- _Supplied records_:
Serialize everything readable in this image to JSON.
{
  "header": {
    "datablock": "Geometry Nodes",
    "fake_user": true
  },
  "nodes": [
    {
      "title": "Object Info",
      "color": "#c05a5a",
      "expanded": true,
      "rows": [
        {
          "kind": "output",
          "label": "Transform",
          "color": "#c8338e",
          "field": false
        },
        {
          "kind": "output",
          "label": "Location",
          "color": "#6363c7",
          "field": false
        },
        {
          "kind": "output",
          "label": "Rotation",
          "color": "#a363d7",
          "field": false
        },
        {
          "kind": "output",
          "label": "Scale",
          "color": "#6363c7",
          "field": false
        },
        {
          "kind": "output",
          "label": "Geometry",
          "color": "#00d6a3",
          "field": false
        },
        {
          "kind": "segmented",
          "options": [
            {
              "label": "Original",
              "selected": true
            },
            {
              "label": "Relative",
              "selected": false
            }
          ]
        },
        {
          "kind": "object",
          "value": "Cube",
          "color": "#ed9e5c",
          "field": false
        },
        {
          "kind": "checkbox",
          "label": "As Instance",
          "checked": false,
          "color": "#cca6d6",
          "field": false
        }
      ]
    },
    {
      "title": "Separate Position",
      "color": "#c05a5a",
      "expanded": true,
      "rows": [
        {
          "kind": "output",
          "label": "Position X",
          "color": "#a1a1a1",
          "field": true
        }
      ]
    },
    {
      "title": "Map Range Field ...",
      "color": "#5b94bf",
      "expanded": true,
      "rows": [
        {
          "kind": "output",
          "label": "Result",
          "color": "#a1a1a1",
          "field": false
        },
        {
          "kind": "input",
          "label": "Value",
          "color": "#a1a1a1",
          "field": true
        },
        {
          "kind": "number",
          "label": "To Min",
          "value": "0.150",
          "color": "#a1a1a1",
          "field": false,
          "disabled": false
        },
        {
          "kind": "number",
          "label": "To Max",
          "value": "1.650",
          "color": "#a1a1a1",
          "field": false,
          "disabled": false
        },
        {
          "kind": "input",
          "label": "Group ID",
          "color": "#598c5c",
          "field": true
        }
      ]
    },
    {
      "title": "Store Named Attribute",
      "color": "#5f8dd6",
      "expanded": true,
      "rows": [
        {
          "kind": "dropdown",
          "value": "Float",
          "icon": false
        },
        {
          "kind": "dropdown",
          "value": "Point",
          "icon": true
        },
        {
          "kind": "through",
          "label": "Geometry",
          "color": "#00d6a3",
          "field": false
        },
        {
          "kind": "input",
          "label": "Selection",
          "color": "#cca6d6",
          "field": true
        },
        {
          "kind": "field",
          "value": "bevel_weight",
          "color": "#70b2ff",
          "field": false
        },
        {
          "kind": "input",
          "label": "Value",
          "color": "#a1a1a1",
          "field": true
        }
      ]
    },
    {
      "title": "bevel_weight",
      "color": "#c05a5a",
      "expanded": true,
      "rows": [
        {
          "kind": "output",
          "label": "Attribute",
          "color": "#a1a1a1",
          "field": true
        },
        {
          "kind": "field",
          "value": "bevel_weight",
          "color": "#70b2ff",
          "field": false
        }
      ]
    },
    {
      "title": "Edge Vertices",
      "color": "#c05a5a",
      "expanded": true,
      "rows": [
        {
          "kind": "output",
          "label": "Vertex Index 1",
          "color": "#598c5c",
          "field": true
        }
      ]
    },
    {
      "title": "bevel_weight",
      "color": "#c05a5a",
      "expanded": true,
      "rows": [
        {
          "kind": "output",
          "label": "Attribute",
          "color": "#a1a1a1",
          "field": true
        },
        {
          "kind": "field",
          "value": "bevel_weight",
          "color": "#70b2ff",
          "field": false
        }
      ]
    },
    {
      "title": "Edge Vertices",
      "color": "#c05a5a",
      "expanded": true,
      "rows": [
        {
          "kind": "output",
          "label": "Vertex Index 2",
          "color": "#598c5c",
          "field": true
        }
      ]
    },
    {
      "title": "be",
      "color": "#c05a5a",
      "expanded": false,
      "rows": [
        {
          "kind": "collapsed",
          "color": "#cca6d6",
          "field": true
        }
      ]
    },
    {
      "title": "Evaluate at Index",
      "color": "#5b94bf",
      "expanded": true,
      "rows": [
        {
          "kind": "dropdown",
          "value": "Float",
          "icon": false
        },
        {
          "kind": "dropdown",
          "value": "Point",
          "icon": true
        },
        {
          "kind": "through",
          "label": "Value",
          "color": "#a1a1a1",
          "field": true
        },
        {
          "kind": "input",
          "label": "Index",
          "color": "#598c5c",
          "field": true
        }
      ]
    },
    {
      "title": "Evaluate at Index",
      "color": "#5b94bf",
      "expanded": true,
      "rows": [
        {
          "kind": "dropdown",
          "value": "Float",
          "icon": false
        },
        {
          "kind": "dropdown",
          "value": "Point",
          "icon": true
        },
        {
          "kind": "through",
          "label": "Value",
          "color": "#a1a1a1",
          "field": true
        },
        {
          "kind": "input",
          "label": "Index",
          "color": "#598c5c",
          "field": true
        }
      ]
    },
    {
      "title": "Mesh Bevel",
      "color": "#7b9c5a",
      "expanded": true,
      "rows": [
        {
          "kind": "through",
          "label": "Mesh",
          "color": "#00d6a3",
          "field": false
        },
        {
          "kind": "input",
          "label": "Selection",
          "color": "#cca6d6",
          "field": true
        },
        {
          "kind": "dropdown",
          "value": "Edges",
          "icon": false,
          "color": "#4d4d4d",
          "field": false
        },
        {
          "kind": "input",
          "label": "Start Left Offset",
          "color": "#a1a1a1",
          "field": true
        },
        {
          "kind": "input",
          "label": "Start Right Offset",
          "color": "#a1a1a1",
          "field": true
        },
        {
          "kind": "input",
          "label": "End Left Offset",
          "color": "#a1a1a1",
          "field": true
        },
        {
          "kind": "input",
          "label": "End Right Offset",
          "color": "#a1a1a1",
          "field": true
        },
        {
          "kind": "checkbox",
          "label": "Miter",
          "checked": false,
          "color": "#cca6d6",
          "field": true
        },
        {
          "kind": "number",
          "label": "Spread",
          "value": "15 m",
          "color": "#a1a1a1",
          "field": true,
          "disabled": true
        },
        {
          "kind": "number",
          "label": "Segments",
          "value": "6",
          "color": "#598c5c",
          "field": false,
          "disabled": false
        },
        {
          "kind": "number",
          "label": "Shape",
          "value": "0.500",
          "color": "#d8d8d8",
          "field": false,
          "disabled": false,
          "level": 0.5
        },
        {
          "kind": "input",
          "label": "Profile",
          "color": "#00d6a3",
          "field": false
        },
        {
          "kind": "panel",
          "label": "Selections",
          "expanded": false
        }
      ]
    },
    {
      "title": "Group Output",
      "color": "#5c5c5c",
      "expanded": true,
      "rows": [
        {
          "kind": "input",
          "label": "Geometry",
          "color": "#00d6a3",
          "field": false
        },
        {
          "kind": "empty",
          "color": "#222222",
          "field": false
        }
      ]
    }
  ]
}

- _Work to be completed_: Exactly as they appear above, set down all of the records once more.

- _Solution to this exercise_:
Serialize everything readable in this image to JSON.
{
  "header": {
    "datablock": "Geometry Nodes",
    "fake_user": true
  },
  "nodes": [
    {
      "title": "Object Info",
      "color": "#c05a5a",
      "expanded": true,
      "rows": [
        {
          "kind": "output",
          "label": "Transform",
          "color": "#c8338e",
          "field": false
        },
        {
          "kind": "output",
          "label": "Location",
          "color": "#6363c7",
          "field": false
        },
        {
          "kind": "output",
          "label": "Rotation",
          "color": "#a363d7",
          "field": false
        },
        {
          "kind": "output",
          "label": "Scale",
          "color": "#6363c7",
          "field": false
        },
        {
          "kind": "output",
          "label": "Geometry",
          "color": "#00d6a3",
          "field": false
        },
        {
          "kind": "segmented",
          "options": [
            {
              "label": "Original",
              "selected": true
            },
            {
              "label": "Relative",
              "selected": false
            }
          ]
        },
        {
          "kind": "object",
          "value": "Cube",
          "color": "#ed9e5c",
          "field": false
        },
        {
          "kind": "checkbox",
          "label": "As Instance",
          "checked": false,
          "color": "#cca6d6",
          "field": false
        }
      ]
    },
    {
      "title": "Separate Position",
      "color": "#c05a5a",
      "expanded": true,
      "rows": [
        {
          "kind": "output",
          "label": "Position X",
          "color": "#a1a1a1",
          "field": true
        }
      ]
    },
    {
      "title": "Map Range Field ...",
      "color": "#5b94bf",
      "expanded": true,
      "rows": [
        {
          "kind": "output",
          "label": "Result",
          "color": "#a1a1a1",
          "field": false
        },
        {
          "kind": "input",
          "label": "Value",
          "color": "#a1a1a1",
          "field": true
        },
        {
          "kind": "number",
          "label": "To Min",
          "value": "0.150",
          "color": "#a1a1a1",
          "field": false,
          "disabled": false
        },
        {
          "kind": "number",
          "label": "To Max",
          "value": "1.650",
          "color": "#a1a1a1",
          "field": false,
          "disabled": false
        },
        {
          "kind": "input",
          "label": "Group ID",
          "color": "#598c5c",
          "field": true
        }
      ]
    },
    {
      "title": "Store Named Attribute",
      "color": "#5f8dd6",
      "expanded": true,
      "rows": [
        {
          "kind": "dropdown",
          "value": "Float",
          "icon": false
        },
        {
          "kind": "dropdown",
          "value": "Point",
          "icon": true
        },
        {
          "kind": "through",
          "label": "Geometry",
          "color": "#00d6a3",
          "field": false
        },
        {
          "kind": "input",
          "label": "Selection",
          "color": "#cca6d6",
          "field": true
        },
        {
          "kind": "field",
          "value": "bevel_weight",
          "color": "#70b2ff",
          "field": false
        },
        {
          "kind": "input",
          "label": "Value",
          "color": "#a1a1a1",
          "field": true
        }
      ]
    },
    {
      "title": "bevel_weight",
      "color": "#c05a5a",
      "expanded": true,
      "rows": [
        {
          "kind": "output",
          "label": "Attribute",
          "color": "#a1a1a1",
          "field": true
        },
        {
          "kind": "field",
          "value": "bevel_weight",
          "color": "#70b2ff",
          "field": false
        }
      ]
    },
    {
      "title": "Edge Vertices",
      "color": "#c05a5a",
      "expanded": true,
      "rows": [
        {
          "kind": "output",
          "label": "Vertex Index 1",
          "color": "#598c5c",
          "field": true
        }
      ]
    },
    {
      "title": "bevel_weight",
      "color": "#c05a5a",
      "expanded": true,
      "rows": [
        {
          "kind": "output",
          "label": "Attribute",
          "color": "#a1a1a1",
          "field": true
        },
        {
          "kind": "field",
          "value": "bevel_weight",
          "color": "#70b2ff",
          "field": false
        }
      ]
    },
    {
      "title": "Edge Vertices",
      "color": "#c05a5a",
      "expanded": true,
      "rows": [
        {
          "kind": "output",
          "label": "Vertex Index 2",
          "color": "#598c5c",
          "field": true
        }
      ]
    },
    {
      "title": "be",
      "color": "#c05a5a",
      "expanded": false,
      "rows": [
        {
          "kind": "collapsed",
          "color": "#cca6d6",
          "field": true
        }
      ]
    },
    {
      "title": "Evaluate at Index",
      "color": "#5b94bf",
      "expanded": true,
      "rows": [
        {
          "kind": "dropdown",
          "value": "Float",
          "icon": false
        },
        {
          "kind": "dropdown",
          "value": "Point",
          "icon": true
        },
        {
          "kind": "through",
          "label": "Value",
          "color": "#a1a1a1",
          "field": true
        },
        {
          "kind": "input",
          "label": "Index",
          "color": "#598c5c",
          "field": true
        }
      ]
    },
    {
      "title": "Evaluate at Index",
      "color": "#5b94bf",
      "expanded": true,
      "rows": [
        {
          "kind": "dropdown",
          "value": "Float",
          "icon": false
        },
        {
          "kind": "dropdown",
          "value": "Point",
          "icon": true
        },
        {
          "kind": "through",
          "label": "Value",
          "color": "#a1a1a1",
          "field": true
        },
        {
          "kind": "input",
          "label": "Index",
          "color": "#598c5c",
          "field": true
        }
      ]
    },
    {
      "title": "Mesh Bevel",
      "color": "#7b9c5a",
      "expanded": true,
      "rows": [
        {
          "kind": "through",
          "label": "Mesh",
          "color": "#00d6a3",
          "field": false
        },
        {
          "kind": "input",
          "label": "Selection",
          "color": "#cca6d6",
          "field": true
        },
        {
          "kind": "dropdown",
          "value": "Edges",
          "icon": false,
          "color": "#4d4d4d",
          "field": false
        },
        {
          "kind": "input",
          "label": "Start Left Offset",
          "color": "#a1a1a1",
          "field": true
        },
        {
          "kind": "input",
          "label": "Start Right Offset",
          "color": "#a1a1a1",
          "field": true
        },
        {
          "kind": "input",
          "label": "End Left Offset",
          "color": "#a1a1a1",
          "field": true
        },
        {
          "kind": "input",
          "label": "End Right Offset",
          "color": "#a1a1a1",
          "field": true
        },
        {
          "kind": "checkbox",
          "label": "Miter",
          "checked": false,
          "color": "#cca6d6",
          "field": true
        },
        {
          "kind": "number",
          "label": "Spread",
          "value": "15 m",
          "color": "#a1a1a1",
          "field": true,
          "disabled": true
        },
        {
          "kind": "number",
          "label": "Segments",
          "value": "6",
          "color": "#598c5c",
          "field": false,
          "disabled": false
        },
        {
          "kind": "number",
          "label": "Shape",
          "value": "0.500",
          "color": "#d8d8d8",
          "field": false,
          "disabled": false,
          "level": 0.5
        },
        {
          "kind": "input",
          "label": "Profile",
          "color": "#00d6a3",
          "field": false
        },
        {
          "kind": "panel",
          "label": "Selections",
          "expanded": false
        }
      ]
    },
    {
      "title": "Group Output",
      "color": "#5c5c5c",
      "expanded": true,
      "rows": [
        {
          "kind": "input",
          "label": "Geometry",
          "color": "#00d6a3",
          "field": false
        },
        {
          "kind": "empty",
          "color": "#222222",
          "field": false
        }
      ]
    }
  ]
}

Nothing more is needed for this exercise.